Sir Francis Bacon once said, “There is nothing more certain in nature that it is impossible for anybody to be utterly annihilated.” Surely this is true for most everything in the universe, but in the case of Lindow Man, it appears to be especially true.
In August 1984, workers cutting through a bog discovered the body of a man who was determined by scientists to have died between 2 B.C. and 199 A.D. The man’s skin, hair, and many of his internal organs had been preserved by the bog, left almost completely intact. He was about 25 years old when he died.

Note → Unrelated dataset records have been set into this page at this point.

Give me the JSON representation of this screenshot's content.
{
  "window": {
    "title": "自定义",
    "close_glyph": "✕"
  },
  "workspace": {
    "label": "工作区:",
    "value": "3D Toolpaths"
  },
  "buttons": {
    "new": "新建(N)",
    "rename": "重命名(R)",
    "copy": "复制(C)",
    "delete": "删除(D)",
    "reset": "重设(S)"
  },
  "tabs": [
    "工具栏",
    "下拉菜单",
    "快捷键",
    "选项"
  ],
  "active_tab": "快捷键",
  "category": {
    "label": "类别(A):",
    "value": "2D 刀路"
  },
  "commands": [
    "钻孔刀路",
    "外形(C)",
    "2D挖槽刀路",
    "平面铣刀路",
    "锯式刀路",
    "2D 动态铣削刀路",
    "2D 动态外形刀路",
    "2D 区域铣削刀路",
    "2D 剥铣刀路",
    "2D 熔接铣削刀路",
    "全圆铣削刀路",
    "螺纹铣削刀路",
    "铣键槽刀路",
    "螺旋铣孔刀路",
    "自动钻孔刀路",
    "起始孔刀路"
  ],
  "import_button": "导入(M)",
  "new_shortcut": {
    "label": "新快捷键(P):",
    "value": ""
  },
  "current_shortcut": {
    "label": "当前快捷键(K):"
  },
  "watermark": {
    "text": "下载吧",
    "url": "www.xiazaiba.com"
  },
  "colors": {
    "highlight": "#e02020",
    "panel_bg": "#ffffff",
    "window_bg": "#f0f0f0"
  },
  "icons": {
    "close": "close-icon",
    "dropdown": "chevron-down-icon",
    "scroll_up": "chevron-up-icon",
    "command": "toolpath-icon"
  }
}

Well-manicured fingernails and a nicely trimmed beard and mustache suggest this man was most probably not involved in intense manual labor. In-depth analysis has revealed that the man’s last meal included unleavened bread made from wheat and barley. Because investigations have been able to procure information on his health, appearance, and how he might have died, this find has allowed researchers to learn more about this person than any other prehistoric man found in the United Kingdom.
But no matter what knowledge this find has supplied archeologists with, one thing is certain: Lindow Man suffered an extremely dreadful demise. He was struck on the head (twice, with a heavy object such as an ax, maybe), and received a brutal blow in the back (perhaps from someone’s knee), which broke one of his ribs. Next, a cord was tied around his neck (which may have strangled him or broke his neck). Lastly, his throat was cut, and he was thrown face down into a pool in the bog.
Is Lindow Man proof of a 2,000-year-old homicide or a ritual killing? Some scientists have argued that this man might have been a victim of a human sacrifice carried out by druids.
Know Before You Go
The Lindow Man is occasionally absent while being displayed as part of exhibitions at other national museums or examined by researchers. However, he is part of a permanent collection at the British Museum and can usually be found in gallery "G50/dc26" in the section devoted to British and European history.